• WORK TASK: Pick every line out of the entries below that holds the string "icon", and report them.
::::::
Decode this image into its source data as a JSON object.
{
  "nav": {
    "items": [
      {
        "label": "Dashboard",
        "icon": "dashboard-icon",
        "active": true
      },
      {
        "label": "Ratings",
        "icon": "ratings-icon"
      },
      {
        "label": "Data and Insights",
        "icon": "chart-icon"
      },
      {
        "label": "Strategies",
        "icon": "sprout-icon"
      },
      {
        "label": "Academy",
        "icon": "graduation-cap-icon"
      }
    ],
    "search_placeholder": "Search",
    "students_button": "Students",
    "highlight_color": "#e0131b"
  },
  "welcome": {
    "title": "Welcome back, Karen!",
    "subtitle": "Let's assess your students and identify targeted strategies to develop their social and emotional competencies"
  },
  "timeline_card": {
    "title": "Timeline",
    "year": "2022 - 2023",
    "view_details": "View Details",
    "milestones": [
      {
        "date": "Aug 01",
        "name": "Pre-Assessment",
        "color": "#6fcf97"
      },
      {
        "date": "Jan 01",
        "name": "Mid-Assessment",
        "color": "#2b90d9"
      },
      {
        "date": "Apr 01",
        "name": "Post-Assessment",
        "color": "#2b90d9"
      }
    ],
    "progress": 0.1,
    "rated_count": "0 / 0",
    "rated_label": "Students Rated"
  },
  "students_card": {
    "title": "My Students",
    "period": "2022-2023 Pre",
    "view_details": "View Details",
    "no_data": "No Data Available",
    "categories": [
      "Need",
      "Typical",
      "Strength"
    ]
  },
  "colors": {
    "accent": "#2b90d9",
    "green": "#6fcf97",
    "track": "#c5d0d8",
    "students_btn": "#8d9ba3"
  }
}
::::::
• RESPONSE TO THIS EXERCISE:
        "icon": "dashboard-icon",
        "icon": "ratings-icon"
        "icon": "chart-icon"
        "icon": "sprout-icon"
        "icon": "graduation-cap-icon"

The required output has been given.